The arrest of Juan Ortiz Lopez, an alleged drug kingpin in Guatemala, may mark the beginning of increased cooperation between the US and Central American nations dogged by increasing drug-related violence.
A joint team of American and Guatemalan forces arrested Mr. Lopez, known as "Chamale,” at his home in Quetzaltenango, in western Guatemala Wednesday. The US Drug Enforcement Administration (DEA) considers him the nation’s top drug smuggler.
“This is the capture of a big fish,” Guatemala's Interior Minister Carlos Menocal said at a news conference.
But he is only one player in a nation – and region – increasingly overwhelmed by violence, in part as Mexican drug traffickers reach ever deeper into Central America.
On his recent tour of Latin America, President Obama announced $200 million in funding to combat drug trafficking and insecurity in the region. And for those in Guatemala, the arrest of Mr. Ortiz could signal increased, and more efficient, collaboration, with the US in combating organized crime.
“The operation on Wednesday indicates that cooperation between the two nations is improving,” says Sandino Asturias, the director of the Center for Guatemalan Studies, in a telephone interview. He adds that some government institutions are strengthening and showing improved law enforcement capabilities.

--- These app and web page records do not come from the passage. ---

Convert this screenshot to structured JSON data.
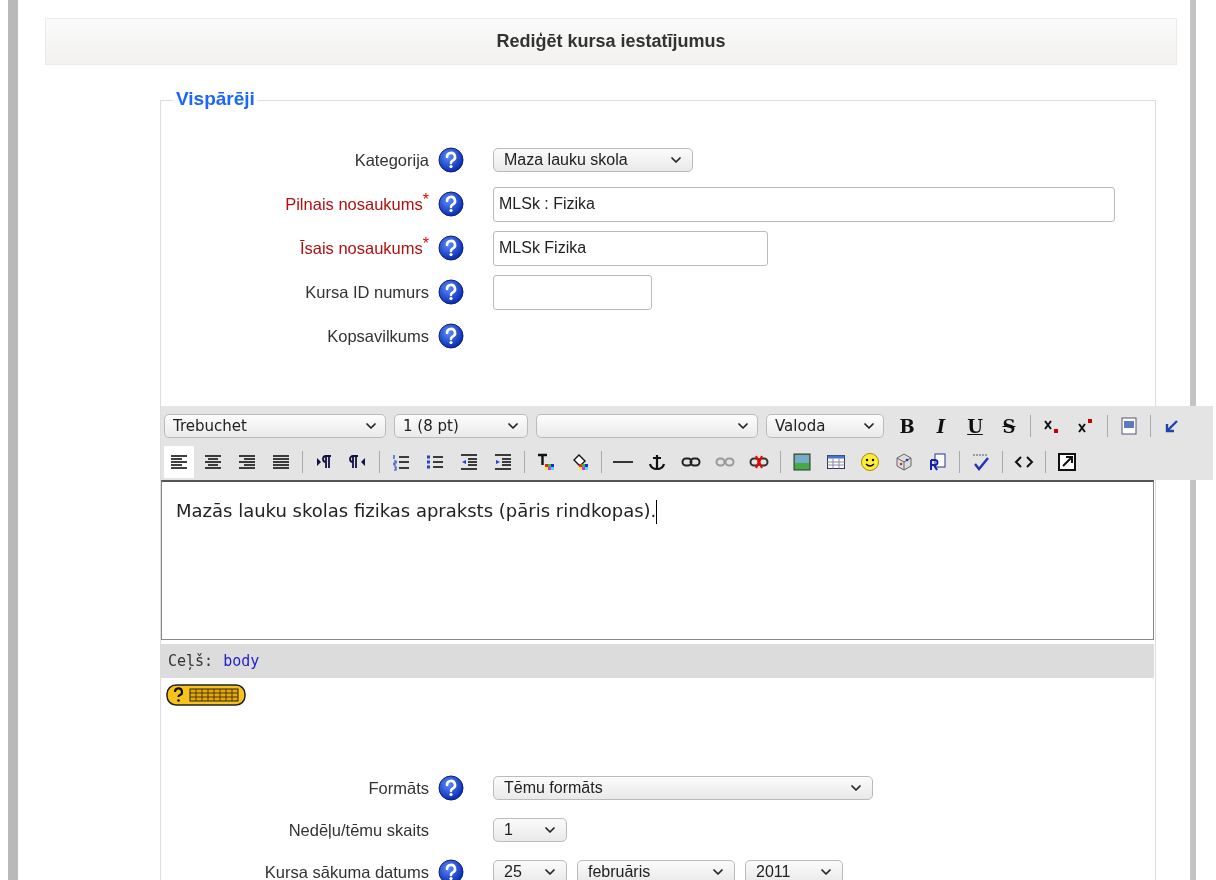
{
  "header": {
    "title": "Rediģēt kursa iestatījumus"
  },
  "section": {
    "legend": "Vispārēji"
  },
  "fields": [
    {
      "label": "Kategorija",
      "required": false,
      "help": true,
      "kind": "select",
      "value": "Maza lauku skola"
    },
    {
      "label": "Pilnais nosaukums",
      "required": true,
      "required_mark": "*",
      "help": true,
      "kind": "text",
      "value": "MLSk : Fizika"
    },
    {
      "label": "Īsais nosaukums",
      "required": true,
      "required_mark": "*",
      "help": true,
      "kind": "text",
      "value": "MLSk Fizika"
    },
    {
      "label": "Kursa ID numurs",
      "required": false,
      "help": true,
      "kind": "text"
    },
    {
      "label": "Kopsavilkums",
      "required": false,
      "help": true,
      "kind": "none"
    }
  ],
  "editor": {
    "toolbar_rows": [
      {
        "items": [
          {
            "kind": "select",
            "value": "Trebuchet"
          },
          {
            "kind": "select",
            "value": "1 (8 pt)"
          },
          {
            "kind": "select"
          },
          {
            "kind": "select",
            "value": "Valoda"
          },
          {
            "kind": "letter",
            "label": "B",
            "active": false
          },
          {
            "kind": "letter",
            "label": "I",
            "active": false
          },
          {
            "kind": "letter",
            "label": "U",
            "active": false
          },
          {
            "kind": "letter",
            "label": "S",
            "active": false
          },
          {
            "kind": "separator"
          },
          {
            "kind": "icon",
            "active": false
          },
          {
            "kind": "icon",
            "active": false
          },
          {
            "kind": "separator"
          },
          {
            "kind": "icon",
            "active": false
          },
          {
            "kind": "separator"
          },
          {
            "kind": "icon",
            "active": false
          }
        ]
      },
      {
        "items": [
          {
            "kind": "icon",
            "active": true
          },
          {
            "kind": "icon",
            "active": false
          },
          {
            "kind": "icon",
            "active": false
          },
          {
            "kind": "icon",
            "active": false
          },
          {
            "kind": "separator"
          },
          {
            "kind": "icon",
            "active": false
          },
          {
            "kind": "icon",
            "active": false
          },
          {
            "kind": "separator"
          },
          {
            "kind": "icon",
            "active": false
          },
          {
            "kind": "icon",
            "active": false
          },
          {
            "kind": "icon",
            "active": false
          },
          {
            "kind": "icon",
            "active": false
          },
          {
            "kind": "separator"
          },
          {
            "kind": "icon",
            "active": false
          },
          {
            "kind": "icon",
            "active": false
          },
          {
            "kind": "separator"
          },
          {
            "kind": "icon",
            "active": false
          },
          {
            "kind": "icon",
            "active": false
          },
          {
            "kind": "icon",
            "active": false
          },
          {
            "kind": "icon",
            "active": false
          },
          {
            "kind": "icon",
            "active": false
          },
          {
            "kind": "separator"
          },
          {
            "kind": "icon",
            "active": false
          },
          {
            "kind": "icon",
            "active": false
          },
          {
            "kind": "icon",
            "active": false
          },
          {
            "kind": "icon",
            "active": false
          },
          {
            "kind": "icon",
            "active": false
          },
          {
            "kind": "separator"
          },
          {
            "kind": "icon",
            "active": false
          },
          {
            "kind": "separator"
          },
          {
            "kind": "icon",
            "active": false
          },
          {
            "kind": "separator"
          },
          {
            "kind": "icon",
            "active": false
          }
        ]
      }
    ],
    "content": "Mazās lauku skolas fizikas apraksts (pāris rindkopas).",
    "path_label": "Ceļš:",
    "path_link": "body"
  },
  "fields_after": [
    {
      "label": "Formāts",
      "help": true,
      "kind": "select",
      "selects": [
        {
          "value": "Tēmu formāts"
        }
      ]
    },
    {
      "label": "Nedēļu/tēmu skaits",
      "help": false,
      "kind": "select",
      "selects": [
        {
          "value": "1"
        }
      ]
    },
    {
      "label": "Kursa sākuma datums",
      "help": true,
      "kind": "select",
      "selects": [
        {
          "value": "25"
        },
        {
          "value": "februāris"
        },
        {
          "value": "2011"
        }
      ]
    }
  ]
}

Drug violence has worsened in Central America as authorities have clamped down on networks in Colombia and Mexico and drug-smuggling routes in the Caribbean. Adam Isacson, senior associate for regional security policy at the Washington Office on Latin America, says that in recent years the number of boats shipping illegal drugs along the coasts of Central America, from where it moves overland toward Mexico and into the US, has skyrocketed.
Many have claimed the US has overlooked Central America as it focuses heavily on Mexico, where nearly 36,000 people have been killed in drug-related violence since 2006. Murder rates are worse in many parts of Central America, where nations such as Guatemala and Honduras lack the capacity to issue justice, because of both weak institutional capacity and corruption.

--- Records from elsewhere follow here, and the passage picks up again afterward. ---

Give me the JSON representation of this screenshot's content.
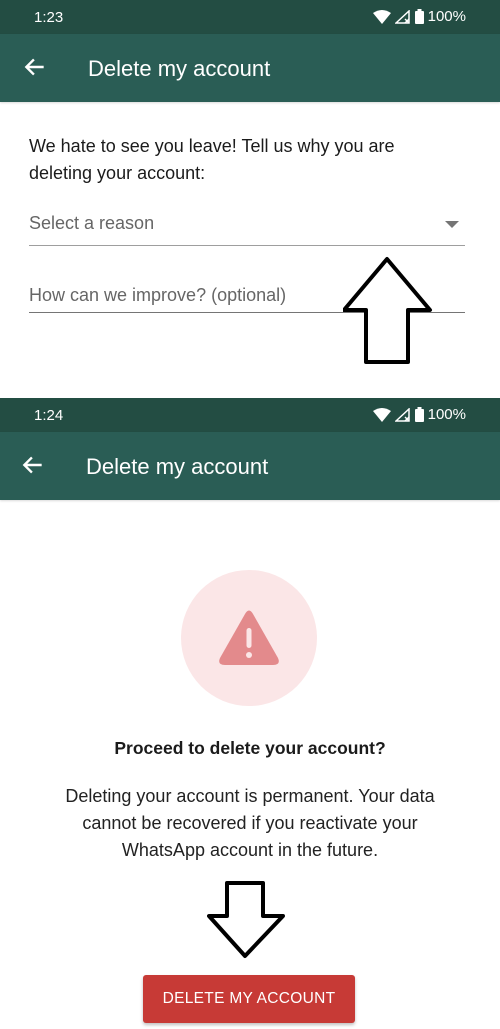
{
  "screens": [
    {
      "status_bar": {
        "time": "1:23",
        "battery": "100%",
        "icons": [
          "wifi-icon",
          "no-signal-icon",
          "battery-icon"
        ]
      },
      "app_bar": {
        "back_icon": "arrow-back-icon",
        "title": "Delete my account"
      },
      "intro_text": "We hate to see you leave! Tell us why you are deleting your account:",
      "reason_select": {
        "placeholder": "Select a reason",
        "icon": "dropdown-caret-icon"
      },
      "improve_field": {
        "placeholder": "How can we improve? (optional)",
        "value": ""
      },
      "annotation": "arrow-up-icon"
    },
    {
      "status_bar": {
        "time": "1:24",
        "battery": "100%",
        "icons": [
          "wifi-icon",
          "no-signal-icon",
          "battery-icon"
        ]
      },
      "app_bar": {
        "back_icon": "arrow-back-icon",
        "title": "Delete my account"
      },
      "warning_icon": "warning-triangle-icon",
      "heading": "Proceed to delete your account?",
      "body": "Deleting your account is permanent. Your data cannot be recovered if you reactivate your WhatsApp account in the future.",
      "delete_button": "DELETE MY ACCOUNT",
      "annotation": "arrow-down-icon"
    }
  ],
  "colors": {
    "status_bar": "#234d43",
    "app_bar": "#2a5d55",
    "danger": "#c73a36",
    "warning_bg": "#fbe6e7",
    "warning_icon": "#e38a8c"
  }
}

That is one of the reasons that aid to Central America has been so tricky. Mr. Isacson notes that three antidrug police units in Guatemala, for example, have been closed due to collusion with drug traffickers in an eight-year span from 2002 to 2010. He says that funding to Central America is critical to the outcome of the US strategy. But, he notes, “There is a concern that they do not know who to work with."
The UN Commission against Impunity in Guatemala (CICIG) congratulated the Guatemalan government for its work arresting Ortiz. “These types of blows against organized crime show that the Guatemalan institutions that safeguard justice and order are moving in the right direction,” the organization said in a statement.
Robert O'Neill, the US attorney for the Middle District of Florida, said in a statement that Ortiz is considered the highest-ranking drug trafficker operating in Guatemala, and has been smuggling tons of cocaine from Guatemala, through Mexico and to the US, for more than a decade. He was wanted on a federal arrest warrant issued in Tampa, Fla.